Content-wise, there are basically two types of nets, nets without a topic, and nets with a topic. Nets without a topic have a place in our ham universe. They allow friends, or strangers, to just get on and share a story, the weather, a new purchase, or ask a question about some issue they might be having. Subject-driven nets are different, people arrive knowing what the day's subject matter will be. Please note that I am not talking about purpose-driven nets like traffic nets, weather nets, etc. I am talking about HF, VHF, UHF... nets, usually, but not always, run by clubs, to bring hams together.
Which brings me to my ask. This would be a good thread to list ideas for subject matter. I will edit this top post to include the highlights of the suggestions given. I'll start the dance off by putting in some of my own ideas in the next post.
C'mon ham community, let the pile up begin!!
They don’t happen often or everywhere, but they do happen sometimes and somewhere.
In some cases they are predictable, and in others they are unthinkable. Tornadoes touch down, hurricanes make landfall, floodwaters rise, fires burn, utilities are interrupted, terrorists strike.
But with planning and preparation, you can make a difference. You can reduce a disaster’s impacts on you, your family, and your community. You can save lives, homes, and livelihoods.
The Fairfax County Office of Emergency Management is a resource for the community. Our mission is to make us all more ready for and resilient to all hazards. In a crisis, the government must focus on those in the greatest peril. The better prepared everyone else is, the better the outcomes are for all of us.
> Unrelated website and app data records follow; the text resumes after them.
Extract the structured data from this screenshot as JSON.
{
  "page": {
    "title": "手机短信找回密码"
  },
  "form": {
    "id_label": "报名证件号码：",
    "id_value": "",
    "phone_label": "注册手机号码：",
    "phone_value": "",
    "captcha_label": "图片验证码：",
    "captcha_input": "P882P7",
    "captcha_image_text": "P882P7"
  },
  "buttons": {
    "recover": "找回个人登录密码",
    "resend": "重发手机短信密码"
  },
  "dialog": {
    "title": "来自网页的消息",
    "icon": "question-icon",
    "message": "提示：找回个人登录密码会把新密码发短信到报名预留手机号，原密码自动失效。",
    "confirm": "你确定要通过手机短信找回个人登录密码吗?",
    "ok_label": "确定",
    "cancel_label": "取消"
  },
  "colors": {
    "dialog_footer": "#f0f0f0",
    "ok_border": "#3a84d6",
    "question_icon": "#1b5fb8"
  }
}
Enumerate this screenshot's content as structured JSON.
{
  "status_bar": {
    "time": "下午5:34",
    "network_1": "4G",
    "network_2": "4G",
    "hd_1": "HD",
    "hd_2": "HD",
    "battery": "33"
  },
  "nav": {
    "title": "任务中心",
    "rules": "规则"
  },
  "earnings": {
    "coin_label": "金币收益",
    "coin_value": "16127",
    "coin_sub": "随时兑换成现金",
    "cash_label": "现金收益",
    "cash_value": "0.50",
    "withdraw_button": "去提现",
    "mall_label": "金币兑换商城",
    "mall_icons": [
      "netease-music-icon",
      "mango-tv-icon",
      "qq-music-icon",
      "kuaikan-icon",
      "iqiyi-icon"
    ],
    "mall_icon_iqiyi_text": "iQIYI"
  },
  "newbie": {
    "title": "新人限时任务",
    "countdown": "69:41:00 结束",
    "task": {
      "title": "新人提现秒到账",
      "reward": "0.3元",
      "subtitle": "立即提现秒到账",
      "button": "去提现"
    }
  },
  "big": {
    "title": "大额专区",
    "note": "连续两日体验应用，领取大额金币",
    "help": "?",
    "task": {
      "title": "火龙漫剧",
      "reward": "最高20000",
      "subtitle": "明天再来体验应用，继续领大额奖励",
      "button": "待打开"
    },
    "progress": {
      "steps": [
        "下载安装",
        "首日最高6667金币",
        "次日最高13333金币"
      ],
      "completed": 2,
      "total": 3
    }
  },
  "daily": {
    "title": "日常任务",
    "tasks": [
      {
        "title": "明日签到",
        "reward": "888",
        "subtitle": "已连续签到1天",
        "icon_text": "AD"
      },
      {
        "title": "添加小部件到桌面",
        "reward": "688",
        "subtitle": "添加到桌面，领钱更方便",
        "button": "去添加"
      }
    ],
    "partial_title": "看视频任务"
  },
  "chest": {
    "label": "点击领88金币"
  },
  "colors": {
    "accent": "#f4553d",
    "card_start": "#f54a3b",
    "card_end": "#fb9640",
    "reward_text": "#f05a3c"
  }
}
By reading this far, you’ve already taken the first step in preparing for the unexpected. Now it’s time to make a plan, build a kit, and help prepare your household and your community.
It used to be that an "Amateur" was someone who was not paid for something they did. The Olympics were Amateur Sports. The best of the best but no one got paid to train and compete. The definition of amateur was:"noun 1. a person who engages in a pursuit, especially a sport, on an unpaid rather than a professional basis." Then somewhere along the line a second definition was added: "2. a person who is incompetent or inept at a particular activity." this seems to be the more accepted definition.
Should we be renaming ourselves to "Volunteer Radio Operators" to shake that definition of incompetence from our hobbies name?